The ACT’s proposed Active Travel Plan is a “huge leap in the right direction for Canberra”, according to the Territory’s peak bike advocacy group, Pedal Power ACT.
“It recognises that enabling and supporting active travel is essential for our growing city. It provides structure around how government will deliver this,” Pedal Power declares on its website.
“It also includes an outline of the investment criteria for active travel projects, which has been a gap in the ACT’s investment framework.”
The Active Travel focused on five priorities to strengthen active travel and improve quality of life:
- 1. Safe infrastructure for walking and cycling
- 2. A better connected and maintained walking and cycling network
- 3. Supporting new types of active travel
- 4. Making active travel and bicycle parking easy
- 5. Supporting behaviour change and working with communities
An introduction to the draft plan says the city’s original design and layout delivered many benefits, including plenty of large open spaces to walk and ride for recreation.
“But it has also led to a low-density, spread-out city, with street layouts that aren’t always ideal for active travel or public transport. This has led to many people being reliant on the private motor vehicle, even for short trips,” it says.
The draft says Canberrans drive more car kilometres per person than residents in any other Australian city, and population growth is set to boost those ACT kilometres by almost a third by the 2030s. That is expected to cause “traffic gridlock and a loss of the great quality of life Canberra is known for”.
“In economic terms, the daily cost of road congestion is forecast to increase from $800,000 per day in 2016 to $1.5 million per day in 2031,” according to the report.
“Planning for a compact and efficient city which enables more people to choose active travel – together with public transport – will help avoid these congestion challenges as our city grows.”
A foreword from the ACT Minister Transport, Chris Steel, states supporting and promoting active travel, for a shift to more sustainable forms of transport, will also help the Territory cut transport emissions and make progress towards a zero-emission future.

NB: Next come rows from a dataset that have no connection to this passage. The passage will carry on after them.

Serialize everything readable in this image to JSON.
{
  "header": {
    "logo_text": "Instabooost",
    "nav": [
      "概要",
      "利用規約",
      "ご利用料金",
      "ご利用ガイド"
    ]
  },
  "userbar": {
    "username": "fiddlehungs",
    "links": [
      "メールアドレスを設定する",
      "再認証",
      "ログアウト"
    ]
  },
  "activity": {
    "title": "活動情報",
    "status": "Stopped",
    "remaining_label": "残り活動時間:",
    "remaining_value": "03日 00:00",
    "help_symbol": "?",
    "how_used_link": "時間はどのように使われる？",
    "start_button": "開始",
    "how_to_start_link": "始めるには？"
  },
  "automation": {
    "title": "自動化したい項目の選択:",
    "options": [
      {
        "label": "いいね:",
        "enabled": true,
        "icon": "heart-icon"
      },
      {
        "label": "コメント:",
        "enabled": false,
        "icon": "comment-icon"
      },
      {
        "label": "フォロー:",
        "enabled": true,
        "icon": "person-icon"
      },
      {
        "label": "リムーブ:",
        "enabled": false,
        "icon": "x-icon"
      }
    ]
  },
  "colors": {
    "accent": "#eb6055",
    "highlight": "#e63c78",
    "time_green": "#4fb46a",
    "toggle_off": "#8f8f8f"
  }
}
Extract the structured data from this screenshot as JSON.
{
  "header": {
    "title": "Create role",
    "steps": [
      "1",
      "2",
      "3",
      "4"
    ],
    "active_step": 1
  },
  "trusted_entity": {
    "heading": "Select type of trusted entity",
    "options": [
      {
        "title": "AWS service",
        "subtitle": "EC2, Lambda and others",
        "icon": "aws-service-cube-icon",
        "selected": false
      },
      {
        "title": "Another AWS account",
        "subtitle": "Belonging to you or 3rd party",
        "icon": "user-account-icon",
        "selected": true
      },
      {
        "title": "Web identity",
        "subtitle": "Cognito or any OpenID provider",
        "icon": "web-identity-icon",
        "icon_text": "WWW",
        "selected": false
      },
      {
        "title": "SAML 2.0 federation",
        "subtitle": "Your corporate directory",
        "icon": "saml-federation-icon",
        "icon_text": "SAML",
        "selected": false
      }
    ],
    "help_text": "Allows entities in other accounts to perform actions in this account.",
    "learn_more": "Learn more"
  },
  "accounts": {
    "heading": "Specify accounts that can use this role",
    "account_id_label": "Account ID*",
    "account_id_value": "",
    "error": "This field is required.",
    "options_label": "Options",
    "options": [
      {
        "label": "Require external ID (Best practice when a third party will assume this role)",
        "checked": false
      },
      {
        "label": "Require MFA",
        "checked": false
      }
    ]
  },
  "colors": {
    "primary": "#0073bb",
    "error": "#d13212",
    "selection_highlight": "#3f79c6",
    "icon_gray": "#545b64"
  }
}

He says the Active Travel Plan is aimed at creating active streets that are “safe, accessible and walkable – designed for people and bikes, not cars”.
The Minister addressed a Pedal Power member forum on 28 July and encouraged community input to the plan.
Pedal Power ACT has provided feedback on several aspects of the draft, including its proposal to cut the speed limit on local roads to 40kmh.
The advocacy group wants that cut further to 30kmh, citing “clear evidence” that it would reduce serious injury risk, and called on the ACT Government to consult with the community on a 30kmh speed limit in residential areas.
It is also calling for an implementation plan with timelines on when the plan’s objectives would be carried out.
Gold Coast Transport Strategy
On 16th July, Gold Coast City Council launched community consultation for its transport strategy, citing transport as one of the city’s most important issues as it faces projected population growth from 650,000 to more than one million by 2041.
“This population surge requires us to ensure we get transport right. Addressing traffic congestion will require not only new infrastructure but clever new thinking that doesn’t always include a private motor vehicle,” according to Mayor Tom Tate.
Mayor Tate said this shift had already begun with the uptake of electric vehicles, autonomous vehicles, ride-sharing and e-mobility technology.
A total of 39,700 people used the city’s bike share scheme during the first second quarter of 2022, for 105,500 trips.
A community survey is being conducted until 14th August 2022 to inform a future Transport and Infrastructure Committee and the final strategy.